Love is the easy yoke, the discipline which removes every burden. The yoke of love is known as Bhakti Yoga. Bhakti, pure devotion, is the short cut to realization. Please don't do yoga practices without love. Love is so easy; one moment of immersion in pure love dissolves all burdens. Love immediately centers you in the heart, the dwelling place of the Supreme.
Many folks think that human consciousness has been the same throughout time, but, just as an individual human consciousness can change by re-adapting and re-molding, so has greater humanity adapted and evolved as a species. The world today does not look the same as it did to the ancient horticultural and early agrarian societies. Our collective vision evolved with the advancements achieved by the Industrial revolutions and the overthrow of monarchies and the creation of representative democracies.
We live now in a multiculturally-rich worldview, where all prior worldviews are within our capacity to understand. It is the informational age! Could enlightenment be different for every individual self today, because everyone’s experiences and interpretation of enlightenment are seen through their unique view of the world? And is there a fuller, wider, deeper and more complex understanding of what enlightenment actually is now, today?

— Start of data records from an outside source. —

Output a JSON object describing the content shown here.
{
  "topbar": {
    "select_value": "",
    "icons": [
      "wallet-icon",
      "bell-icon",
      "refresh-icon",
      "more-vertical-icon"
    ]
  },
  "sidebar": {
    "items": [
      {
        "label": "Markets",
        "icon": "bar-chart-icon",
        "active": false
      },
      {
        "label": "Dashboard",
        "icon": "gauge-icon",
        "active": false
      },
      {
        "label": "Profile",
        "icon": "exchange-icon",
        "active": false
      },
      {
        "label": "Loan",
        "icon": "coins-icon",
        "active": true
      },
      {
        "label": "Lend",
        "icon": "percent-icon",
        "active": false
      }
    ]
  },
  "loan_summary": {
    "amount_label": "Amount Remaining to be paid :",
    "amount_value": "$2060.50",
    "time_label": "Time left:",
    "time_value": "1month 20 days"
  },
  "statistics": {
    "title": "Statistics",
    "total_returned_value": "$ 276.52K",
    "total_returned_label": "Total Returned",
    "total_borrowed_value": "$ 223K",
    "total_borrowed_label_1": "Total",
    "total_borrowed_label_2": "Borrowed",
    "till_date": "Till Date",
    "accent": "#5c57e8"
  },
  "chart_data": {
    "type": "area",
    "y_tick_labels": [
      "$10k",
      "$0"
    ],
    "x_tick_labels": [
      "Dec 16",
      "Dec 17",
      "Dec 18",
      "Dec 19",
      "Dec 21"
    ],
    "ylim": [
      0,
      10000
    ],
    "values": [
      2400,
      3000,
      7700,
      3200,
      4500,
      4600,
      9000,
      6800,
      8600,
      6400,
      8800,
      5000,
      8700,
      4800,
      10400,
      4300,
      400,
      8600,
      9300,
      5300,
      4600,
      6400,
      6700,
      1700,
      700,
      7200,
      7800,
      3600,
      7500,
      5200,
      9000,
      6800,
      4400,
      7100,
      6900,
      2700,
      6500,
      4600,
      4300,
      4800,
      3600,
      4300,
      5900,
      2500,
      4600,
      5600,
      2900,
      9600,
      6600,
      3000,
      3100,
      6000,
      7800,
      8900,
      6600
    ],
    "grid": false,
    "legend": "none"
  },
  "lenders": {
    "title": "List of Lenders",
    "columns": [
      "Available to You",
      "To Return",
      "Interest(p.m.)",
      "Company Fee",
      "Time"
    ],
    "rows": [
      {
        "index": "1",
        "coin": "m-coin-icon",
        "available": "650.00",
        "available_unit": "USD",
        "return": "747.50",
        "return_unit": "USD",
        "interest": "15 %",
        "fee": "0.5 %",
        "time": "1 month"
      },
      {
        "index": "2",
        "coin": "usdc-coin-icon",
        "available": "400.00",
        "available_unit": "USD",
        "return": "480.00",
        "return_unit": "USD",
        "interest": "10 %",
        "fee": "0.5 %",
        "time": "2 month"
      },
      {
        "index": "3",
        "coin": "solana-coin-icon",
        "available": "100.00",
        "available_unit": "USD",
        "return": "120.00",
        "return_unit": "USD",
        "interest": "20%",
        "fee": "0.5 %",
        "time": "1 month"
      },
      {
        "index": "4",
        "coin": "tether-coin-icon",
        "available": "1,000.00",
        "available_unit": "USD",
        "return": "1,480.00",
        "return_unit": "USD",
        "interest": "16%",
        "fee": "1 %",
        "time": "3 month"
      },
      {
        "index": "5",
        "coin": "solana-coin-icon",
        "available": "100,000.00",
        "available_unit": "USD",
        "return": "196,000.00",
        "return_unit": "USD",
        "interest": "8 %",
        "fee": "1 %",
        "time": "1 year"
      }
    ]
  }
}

Yājñavalkya is one of the most memorable characters in Vedic literature, known not only for his wit, insolence and intimidation – he nearly purloined one thousand cows from a group of renowned brahmins just before shattering the head of one of them –, but also for the profundity and newness of his thought.
For many of us, the last days of traditional schooling are perhaps a distant memory. And yet, even though we no longer live our days according to the cycles of the syllabus, nevertheless we continue to learn. We learn from the jobs we take and the relationships we make. We learn from our failures and the unexpected events that accompany our accomplishments. We learn and grow from every life experience that slaps up against the rigidities that tend to form when we live life habitually.
Indeed, habitual living is fertile soil wherein mindlessness and a sense of “stuckness” begin to grow. The best education we can hope for, then, after the A-B-C days are over, is a continuous process and practice that pulls us out of the deadening grooves of habit and into the pulsating vibrancy of presence.
The philosophies of the “East” and their respective practices are roadmaps to an expanded sense of self, and, thus, a deeper connection to that sacred presence. In the spirit of that connection and this “back to school” time of year, we’ve put together a short list of wisdom books to enhance your studies this Autumn in yoga philosophy, meditation and contemplative practice.
Obviously, none of the books we can recommend should supplant the task of putting these philosophies to practice in your life. So our hope is that this reading list will inspire you to take action and will deepen the insights of your own yoga, meditation, or other contemplative journey.
To be a true yoga master, you need to master the art of negation. That’s Patanjali’s idea, from the Yoga Sutras:
2.33 Vitarka badhane pratipaksha bhavanam
The practice of pratipaksha bhanavam prescribes that, when disturbed by negative thoughts, opposite thoughts should be brought into awareness.
It takes a good amount of logical and spiritual training to know how to approach the art of negation. It’s like when you were studying algebra, and you learned how to use the order of operations. When you are solving for x, you need to understand the operations and their inverses, and figure out where the parentheses are, to really figure out the value of x. And just like algebra, it takes a good amount of practice to do it consistently well.